Waves from earthquakes passing through Earth’s deep interior have revealed that these blobs are regions where seismic waves travel slowly. The mantle materials that surround these regions are thought to be composed of cooler rocks, associated with the downward movement of tectonic plates.

The blobs, also called thermochemical piles, have long been depicted as warmer-than-average mantle materials, pushed upward by a slow churning of hot mantle rock. The new paper argues they are also chemically different from the surrounding mantle rock, and may partly contain material pushed down by plate tectonics. They might even be material left over from Earth’s formation, 4.5 billion years ago.

Much is yet to be learned about these blobs. But the emerging view from seismic and geodynamic information is that they appear denser than the surrounding mantle materials, are dynamically stable and long-lived, and have been shaped by the mantle’s large-scale flow. The scientists expect that further work on the two deep-seated anomalies will help clarify the picture and tell of their origin.

“If a neuroscientist found an unknown structure in the human brain, the whole community of brain scientists, from psychologists to surgeons, would actively pursue understanding its role in the function of the whole system,” Garnero said.

“As the thermochemical piles come into sharper focus, we hope other Earth scientists will explore how these features fit into the big puzzle of planet Earth.”

The Causes of Heating and Cooling of Earth’s Core and Climate Change

Ongoing studies supported by the NSF (National Science Foundation) indicate a connection between submarine troughs (rifts), Earth’s mantle, and Earth’s outer core. Furthermore, new research indicates the shifting of magnetic flux via Earth’s magnetic field, has a direct and symbiotic relationship to Earth’s outer core, mantle, lithosphere, and crust.

_new_equation-2012

As a living entity, Earth fights for its survival. If internal or external events begin to throw Earth out of balance i.e. orbital, tilt, or magnetic alignment – it begins to correct itself. When oceanic tectonic subductions occur, it cools the mantle and outer core. To balance this shift in temperatures, the Earth’s core increases heat and as a result releases what is known as “mantle plumes”. These plumes filled with super-heated liquid rock float up to the ocean bottom surface.

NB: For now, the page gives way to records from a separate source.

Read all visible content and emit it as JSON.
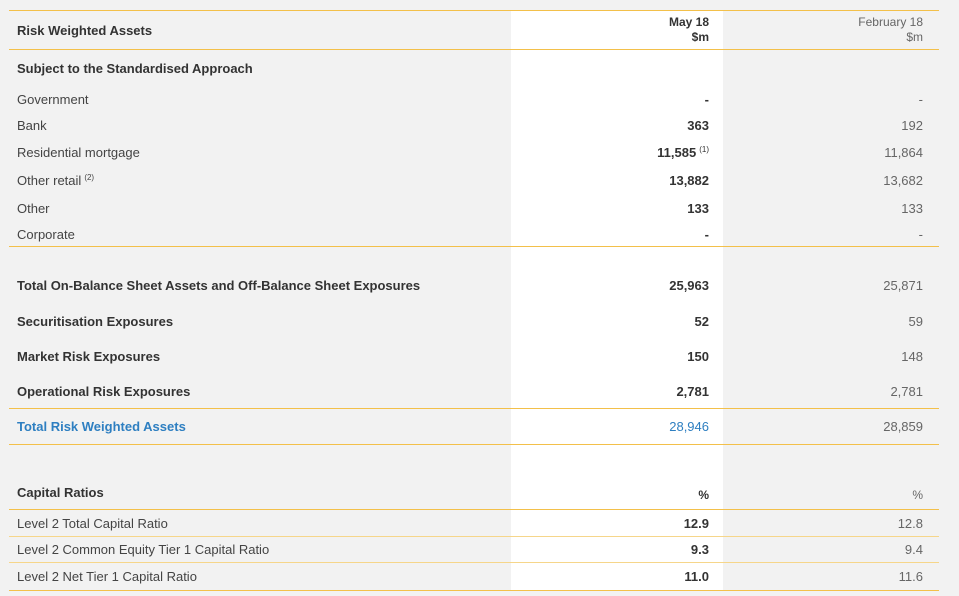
{
  "header": {
    "title": "Risk Weighted Assets",
    "col1_line1": "May 18",
    "col1_line2": "$m",
    "col2_line1": "February 18",
    "col2_line2": "$m"
  },
  "section_standardised": {
    "title": "Subject to the Standardised Approach",
    "rows": [
      {
        "label": "Government",
        "sup": "",
        "may": "-",
        "may_sup": "",
        "feb": "-"
      },
      {
        "label": "Bank",
        "sup": "",
        "may": "363",
        "may_sup": "",
        "feb": "192"
      },
      {
        "label": "Residential mortgage",
        "sup": "",
        "may": "11,585",
        "may_sup": "(1)",
        "feb": "11,864"
      },
      {
        "label": "Other retail",
        "sup": "(2)",
        "may": "13,882",
        "may_sup": "",
        "feb": "13,682"
      },
      {
        "label": "Other",
        "sup": "",
        "may": "133",
        "may_sup": "",
        "feb": "133"
      },
      {
        "label": "Corporate",
        "sup": "",
        "may": "-",
        "may_sup": "",
        "feb": "-"
      }
    ]
  },
  "totals": [
    {
      "label": "Total On-Balance Sheet Assets and Off-Balance Sheet Exposures",
      "may": "25,963",
      "feb": "25,871"
    },
    {
      "label": "Securitisation Exposures",
      "may": "52",
      "feb": "59"
    },
    {
      "label": "Market Risk Exposures",
      "may": "150",
      "feb": "148"
    },
    {
      "label": "Operational Risk Exposures",
      "may": "2,781",
      "feb": "2,781"
    }
  ],
  "total_rwa": {
    "label": "Total Risk Weighted Assets",
    "may": "28,946",
    "feb": "28,859"
  },
  "capital": {
    "title": "Capital Ratios",
    "col1": "%",
    "col2": "%",
    "rows": [
      {
        "label": "Level 2 Total Capital Ratio",
        "may": "12.9",
        "feb": "12.8"
      },
      {
        "label": "Level 2 Common Equity Tier 1 Capital Ratio",
        "may": "9.3",
        "feb": "9.4"
      },
      {
        "label": "Level 2 Net Tier 1 Capital Ratio",
        "may": "11.0",
        "feb": "11.6"
      }
    ]
  },
  "colors": {
    "accent_line": "#f3c04a",
    "highlight": "#2e7fc1",
    "background": "#f2f2f2"
  }
}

This action both cools the outer core and heats the oceans. As a result of heated oceans, we get tropical storms and various forms of extreme weather. When troughs, subduction zones, and rifts shift, as a result of convection, earthquakes, tsunamis, and volcanoes occur.

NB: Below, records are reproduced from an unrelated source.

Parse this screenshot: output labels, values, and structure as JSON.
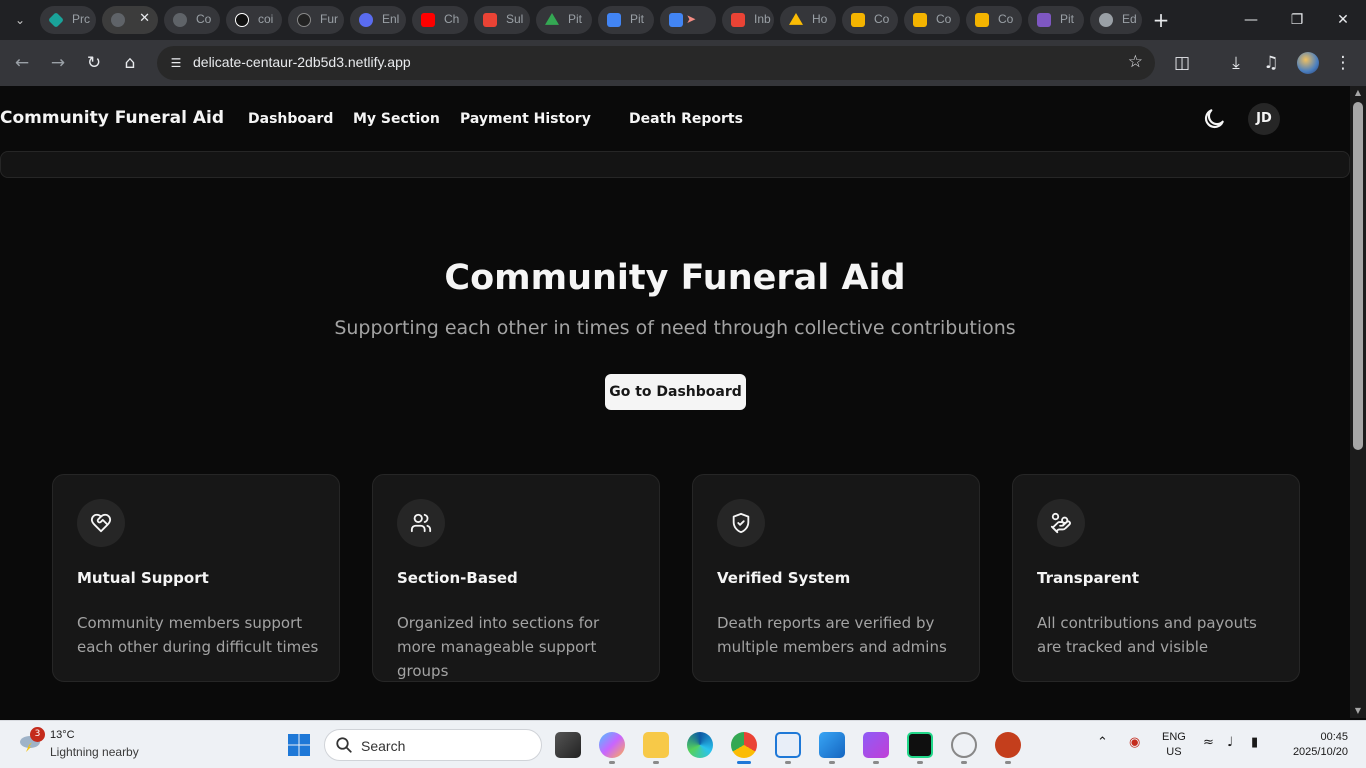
{
  "browser": {
    "tabs": [
      {
        "title": "Prc",
        "color": "#1aa39a"
      },
      {
        "title": "",
        "color": "#5f6368",
        "active": true
      },
      {
        "title": "Co",
        "color": "#5f6368"
      },
      {
        "title": "coi",
        "color": "#111111"
      },
      {
        "title": "Fur",
        "color": "#222222"
      },
      {
        "title": "Enl",
        "color": "#5a6cf0"
      },
      {
        "title": "Ch",
        "color": "#ff0000"
      },
      {
        "title": "Sul",
        "color": "#ea4335"
      },
      {
        "title": "Pit",
        "color": "#34a853"
      },
      {
        "title": "Pit",
        "color": "#4285f4"
      },
      {
        "title": "",
        "color": "#4285f4"
      },
      {
        "title": "Inb",
        "color": "#ea4335"
      },
      {
        "title": "Ho",
        "color": "#fbbc04"
      },
      {
        "title": "Co",
        "color": "#f4b400"
      },
      {
        "title": "Co",
        "color": "#f4b400"
      },
      {
        "title": "Co",
        "color": "#f4b400"
      },
      {
        "title": "Pit",
        "color": "#7e57c2"
      },
      {
        "title": "Ed",
        "color": "#9aa0a6"
      }
    ],
    "url": "delicate-centaur-2db5d3.netlify.app"
  },
  "app": {
    "brand": "Community Funeral Aid",
    "nav": [
      "Dashboard",
      "My Section",
      "Payment History",
      "Death Reports"
    ],
    "avatar_initials": "JD",
    "hero_title": "Community Funeral Aid",
    "hero_subtitle": "Supporting each other in times of need through collective contributions",
    "cta_label": "Go to Dashboard",
    "features": [
      {
        "title": "Mutual Support",
        "desc": "Community members support each other during difficult times",
        "icon": "heart-handshake-icon"
      },
      {
        "title": "Section-Based",
        "desc": "Organized into sections for more manageable support groups",
        "icon": "users-icon"
      },
      {
        "title": "Verified System",
        "desc": "Death reports are verified by multiple members and admins",
        "icon": "shield-check-icon"
      },
      {
        "title": "Transparent",
        "desc": "All contributions and payouts are tracked and visible",
        "icon": "hand-coins-icon"
      }
    ]
  },
  "taskbar": {
    "weather_badge": "3",
    "weather_temp": "13°C",
    "weather_desc": "Lightning nearby",
    "search_label": "Search",
    "lang_line1": "ENG",
    "lang_line2": "US",
    "time": "00:45",
    "date": "2025/10/20"
  }
}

What makes this all work is the Earth’s magnetic field. Right now the magnetic field is weakening significantly. This will continue until it reaches zero point, at which time there will be a full magnetic reversal. Until this time, we will witness magnetic north bouncing in the northern hemisphere. Closer to the moments of a full reversal, we will see magnetic north drop down to/then below the equator.

As a result of a weakened magnetic field, larger amounts of radiation via charged particles such as solar flares, coronal mass ejections, gamma rays, and galactic cosmic rays – are more abundantly reaching Earth’s atmosphere and having a heightened reaction with Earth’s core layers. This is what causes looped reaction. Radiation heats the core layers, the outer core reacts by producing ‘mantle plumes’, which causes crustal fracturing, which then causes earthquakes, volcanoes, heated oceans – all of which cools the outer core.

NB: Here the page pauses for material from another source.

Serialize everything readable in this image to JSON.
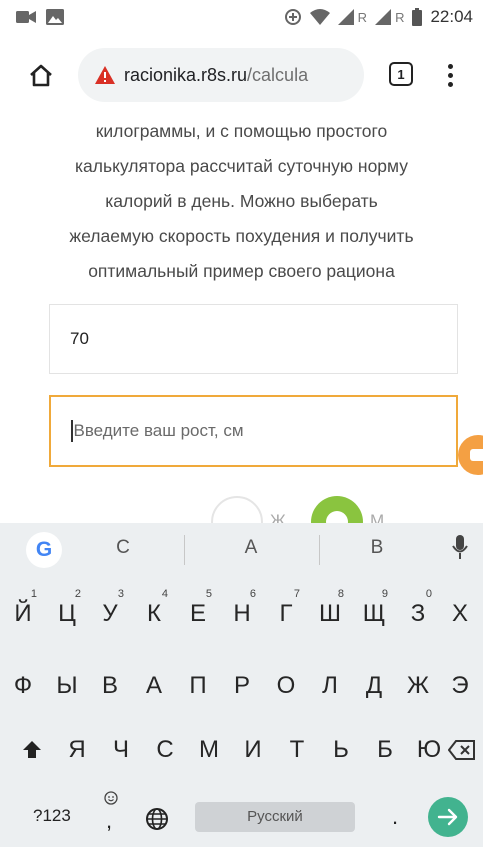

This seemingly repeating loop will continue until the Earth will once again find its balance. Until then, we can expect naturally occurring earth changing events which will produce the loss of mass in some parts of the world, and emergence of mass in other parts. Maybe this is the time to change the things we can (attitude, environment, community, self, surroundings), one would be a fool not to apply themselves within their means – but then there is the time to loosen up a bit, know what is happening is just part of a process.

Just as the Earth, we humans can just keep on trucking, and maybe, just maybe, some will simply ‘enjoy-the-ride’.